|Maria Kontoyianni, Ph.D.
Associate Professor of Pharmaceutical Sciences
Fax: (618) 650‑5145
B.S., Pharmacy, University of Athens, Greece
Ph.D., Medicinal Chemistry/Computational Chemistry, University of North Carolina, Chapel Hill
Post-doctoral, Biomedical Engineering, University of Washington, Seattle
Dr. Kontoyianni’s laboratory focuses on:
1) Classification of structural data pertaining to drug-protein complexes. A major area in the laboratory involves the investigation of protein binding sites and requirements for binding. We correlate the nature of binding pockets with small molecule variables to predict potential for drug-protein associations, and also navigate through protein families to predict putative protein function. This project enables us to link protein targets with unannotated small molecules or assign chemical compounds to unliganded macromolecular targets.
Kontoyianni, M. and Rosnick, C., Functional Prediction of Binding Pockets, J. Chem. Inf. Model. 2012, 52, 824-833.
|Our model and its ability to discriminate among several protein families with just two functions.|
2) Drug discovery approaches to specific disease areas. Another thrust in the laboratory involves ligands and their involvement in modulating protein properties for disease-related targets, e.g., somatostatin, chemokines, and cytochrome P450s. Integrative approaches such as model-building, ensemble docking and molecular dynamics are being employed in order to understand binding at the macromolecular level.
Kontoyianni, M. G Protein Coupled Receptors and Structure-Based Advances, Curr. Topics Med. Chem. 2016, 16, 1-16.
Masini, T.; Lacy, B.; Monjas, L.; Hawksley, D.; de Voogd, A. R.; Illarionov, B.; Iqbal, A.; Leeper, F. J.; Fischer, M.; Kontoyianni, M.; Hirsch, A. K. H. Structural rationalization of the activity differences of thiamine derivatives as potent inhibitors of two orthologues of DXS, Org. Biomol. Chem. 2015, 13, 11263.
Kota, K.; Afrasiabi, M.; Lacy, M.; Kontoyianni, M.; Crider, M.; Song, D.; Kuzhikandathil, E.V. “cis and trans Isomers of 8-hydroxy-3-(n-propyl)-1,2,3a,4,5,9b-hexahydro-1 H-benz[e]indole Differentially Affect the Activation and Signaling Properties of Dopamine D2 and D3 Receptors”, Pharmacol. Res. 2015, 99, 174-184.
Hayes, C., Ansbro, D., and Kontoyianni, M. Elucidating Substrate Promiscuity in the Human Cytochrome 3A4, J. Chem. Inf. Model. 2014, 54, 857-869.
Sandoval K.E., Witt K.A., Crider A.M., Kontoyianni M. Somatostatin Receptor-4 Agonists as Candidates for Treatment of Alzheimer’s Disease. Frontiers in Drug Design and Discovery, 2014, 6, 566-597.

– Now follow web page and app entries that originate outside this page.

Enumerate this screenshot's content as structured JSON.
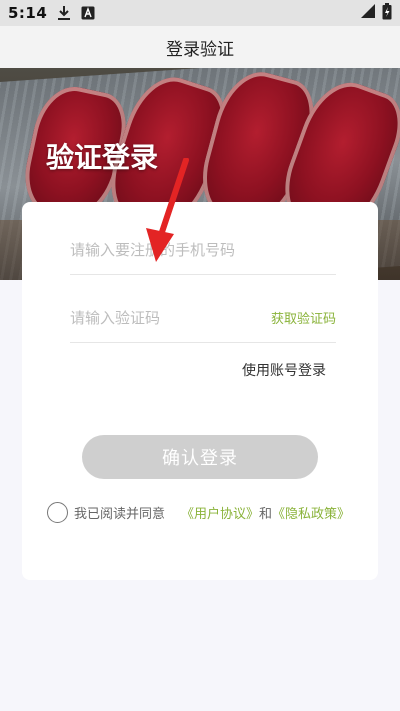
{
  "status_bar": {
    "time": "5:14",
    "icons": [
      "download-icon",
      "text-a-icon",
      "signal-icon",
      "battery-icon"
    ]
  },
  "header": {
    "title": "登录验证"
  },
  "hero": {
    "title": "验证登录"
  },
  "form": {
    "phone_placeholder": "请输入要注册的手机号码",
    "code_placeholder": "请输入验证码",
    "get_code_label": "获取验证码",
    "account_login_label": "使用账号登录",
    "confirm_label": "确认登录"
  },
  "agreement": {
    "prefix": "我已阅读并同意",
    "user_agreement": "《用户协议》",
    "and": "和",
    "privacy_policy": "《隐私政策》"
  },
  "colors": {
    "accent": "#8ab33a",
    "button_disabled": "#cfcfcf",
    "annotation_arrow": "#e32424"
  }
}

Liu, Z., Crider, A.M., Ansbro, D., Hayes, C., and Kontoyianni, M., A Structure-Based Approach to Understanding Somatostatin Receptor-4 Agonism (sst4), J. Chem. Inf. Model. 2012, 52, 171-186.
|Overlay of an apo and liganded P450 3A4 crystal structures.||A representative example of a predicted crystal structures. binding mode of an agonist with the somatostatin-4 receptor.|

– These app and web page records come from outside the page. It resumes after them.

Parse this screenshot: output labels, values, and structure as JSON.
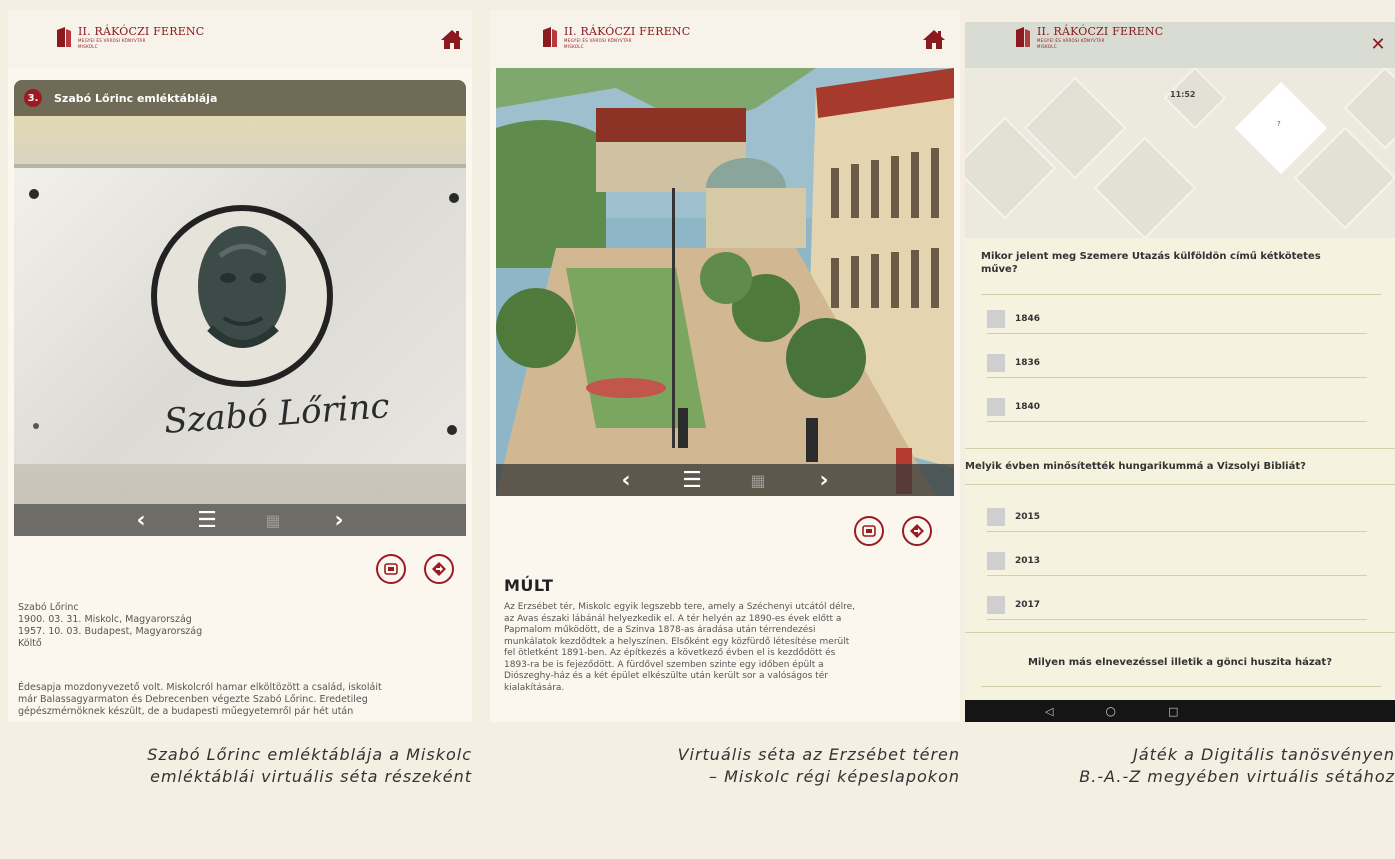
{
  "brand": {
    "title": "II. RÁKÓCZI FERENC",
    "subtitle": "MEGYEI ÉS VÁROSI KÖNYVTÁR",
    "city": "MISKOLC"
  },
  "screen1": {
    "badge": "3.",
    "title": "Szabó Lőrinc emléktáblája",
    "signature": "Szabó Lőrinc",
    "nav": {
      "prev": "‹",
      "list": "☰",
      "map": "▦",
      "next": "›"
    },
    "info_lines": [
      "Szabó Lőrinc",
      "1900. 03. 31. Miskolc, Magyarország",
      "1957. 10. 03. Budapest, Magyarország",
      "Költő"
    ],
    "body_lines": [
      "Édesapja mozdonyvezető volt. Miskolcról hamar elköltözött a család, iskoláit",
      "már Balassagyarmaton és Debrecenben végezte Szabó Lőrinc. Eredetileg",
      "gépészmérnöknek készült, de a budapesti műegyetemről pár hét után"
    ]
  },
  "screen2": {
    "nav": {
      "prev": "‹",
      "list": "☰",
      "map": "▦",
      "next": "›"
    },
    "heading": "MÚLT",
    "body_lines": [
      "Az Erzsébet tér, Miskolc egyik legszebb tere, amely a Széchenyi utcától délre,",
      "az Avas északi lábánál helyezkedik el. A tér helyén az 1890-es évek előtt a",
      "Papmalom működött, de a Szinva 1878-as áradása után térrendezési",
      "munkálatok kezdődtek a helyszínen. Elsőként egy közfürdő létesítése merült",
      "fel ötletként 1891-ben. Az építkezés a következő évben el is kezdődött és",
      "1893-ra be is fejeződött. A fürdővel szemben szinte egy időben épült a",
      "Diószeghy-ház és a két épület elkészülte után került sor a valóságos tér",
      "kialakítására."
    ]
  },
  "screen3": {
    "close": "✕",
    "timer": "11:52",
    "diamond_mark": "?",
    "questions": [
      {
        "text_line1": "Mikor jelent meg Szemere Utazás külföldön című kétkötetes",
        "text_line2": "műve?",
        "answers": [
          "1846",
          "1836",
          "1840"
        ]
      },
      {
        "text_line1": "Melyik évben minősítették hungarikummá a Vizsolyi Bibliát?",
        "answers": [
          "2015",
          "2013",
          "2017"
        ]
      },
      {
        "text_line1": "Milyen más elnevezéssel illetik a gönci huszita házat?"
      }
    ],
    "android": {
      "back": "◁",
      "home": "○",
      "recent": "□"
    }
  },
  "captions": {
    "c1_line1": "Szabó Lőrinc emléktáblája a Miskolc",
    "c1_line2": "emléktáblái virtuális séta részeként",
    "c2_line1": "Virtuális séta az Erzsébet téren",
    "c2_line2": "– Miskolc régi képeslapokon",
    "c3_line1": "Játék a Digitális tanösvényen",
    "c3_line2": "B.-A.-Z megyében virtuális sétához"
  },
  "colors": {
    "accent": "#9a1c22",
    "header": "#706b57",
    "navbar": "#6e6c66",
    "background": "#f4eee3"
  }
}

3) Development of computational tools to better understand ligand recognition by macromolecular targets. We are interested in examining and systematizing sets of known drugs against respective homologous protein families in order to extrapolate common scaffolds that can then be used as starting points toward building drugs piece-by-piece. The advantage of starting with smaller molecules is that it enables us to identify structures with more ideal pharmacokinetic properties, and a higher chance of optimal binding to the protein. This approach derives its knowledge base from a combination of compound and protein space, rather than a generalized chemical selection.